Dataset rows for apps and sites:
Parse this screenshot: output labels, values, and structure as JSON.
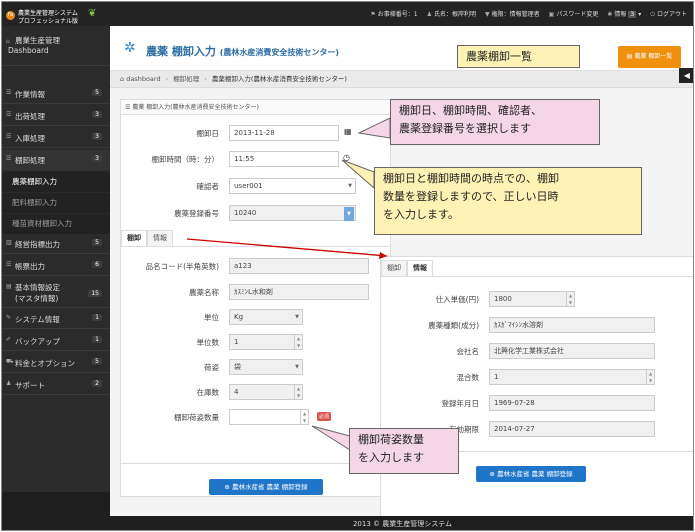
{
  "app": {
    "title_line1": "農業生産管理システム",
    "title_line2": "プロフェッショナル版",
    "badge": "Fa"
  },
  "topnav": {
    "office_no_label": "お事様番号：",
    "office_no": "1",
    "user_label": "氏名：",
    "user": "根岸利明",
    "role_label": "権限：",
    "role": "情報管理者",
    "password": "パスワード変更",
    "info_label": "情報",
    "info_count": "3",
    "logout": "ログアウト"
  },
  "sidebar": {
    "items": [
      {
        "label": "農業生産管理",
        "label2": "Dashboard",
        "count": ""
      },
      {
        "label": "作業情報",
        "count": "5"
      },
      {
        "label": "出荷処理",
        "count": "3"
      },
      {
        "label": "入庫処理",
        "count": "3"
      },
      {
        "label": "棚卸処理",
        "count": "3"
      },
      {
        "label": "経営指標出力",
        "count": "5"
      },
      {
        "label": "帳票出力",
        "count": "6"
      },
      {
        "label": "基本情報設定",
        "label2": "(マスタ情報)",
        "count": "15"
      },
      {
        "label": "システム情報",
        "count": "1"
      },
      {
        "label": "バックアップ",
        "count": "1"
      },
      {
        "label": "料金とオプション",
        "count": "5"
      },
      {
        "label": "サポート",
        "count": "2"
      }
    ],
    "subitems": [
      "農薬棚卸入力",
      "肥料棚卸入力",
      "種苗資材棚卸入力"
    ]
  },
  "page": {
    "title": "農薬 棚卸入力",
    "subtitle": "(農林水産消費安全技術センター)",
    "list_button": "農薬 棚卸一覧"
  },
  "breadcrumb": {
    "home": "dashboard",
    "middle": "棚卸処理",
    "current": "農薬棚卸入力(農林水産消費安全技術センター)"
  },
  "form": {
    "panel_title": "農薬 棚卸入力(農林水産消費安全技術センター)",
    "date_label": "棚卸日",
    "date_value": "2013-11-28",
    "time_label": "棚卸時間（時：分）",
    "time_value": "11:55",
    "confirmer_label": "確認者",
    "confirmer_value": "user001",
    "reg_label": "農薬登録番号",
    "reg_value": "10240"
  },
  "tabs1": {
    "a": "棚卸",
    "b": "情報"
  },
  "detail1": {
    "name_code_label": "品名コード(半角英数)",
    "name_code_value": "a123",
    "pesticide_name_label": "農薬名称",
    "pesticide_name_value": "ｶｽﾐﾝL水和剤",
    "unit_label": "単位",
    "unit_value": "Kg",
    "unit_qty_label": "単位数",
    "unit_qty_value": "1",
    "packing_label": "荷姿",
    "packing_value": "袋",
    "stock_label": "在庫数",
    "stock_value": "4",
    "inv_qty_label": "棚卸荷姿数量",
    "inv_qty_value": "",
    "required": "必須",
    "submit": "農林水産省 農薬 棚卸登録"
  },
  "tabs2": {
    "a": "棚卸",
    "b": "情報"
  },
  "detail2": {
    "unit_price_label": "仕入単価(円)",
    "unit_price_value": "1800",
    "type_label": "農薬種類(成分)",
    "type_value": "ｶｽｶﾞﾏｲｼﾝ水溶剤",
    "company_label": "会社名",
    "company_value": "北興化学工業株式会社",
    "mix_label": "混合数",
    "mix_value": "1",
    "regdate_label": "登録年月日",
    "regdate_value": "1969-07-28",
    "expiry_label": "有効期限",
    "expiry_value": "2014-07-27",
    "submit": "農林水産省 農薬 棚卸登録"
  },
  "footer": "2013 © 農業生産管理システム",
  "callouts": {
    "list": "農薬棚卸一覧",
    "select": "棚卸日、棚卸時間、確認者、\n農薬登録番号を選択します",
    "register": "棚卸日と棚卸時間の時点での、棚卸\n数量を登録しますので、正しい日時\nを入力します。",
    "quantity": "棚卸荷姿数量\nを入力します"
  }
}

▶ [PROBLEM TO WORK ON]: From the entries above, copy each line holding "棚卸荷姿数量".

▶ [EXERCISE ANSWER]:
    "inv_qty_label": "棚卸荷姿数量",
    "quantity": "棚卸荷姿数量\nを入力します"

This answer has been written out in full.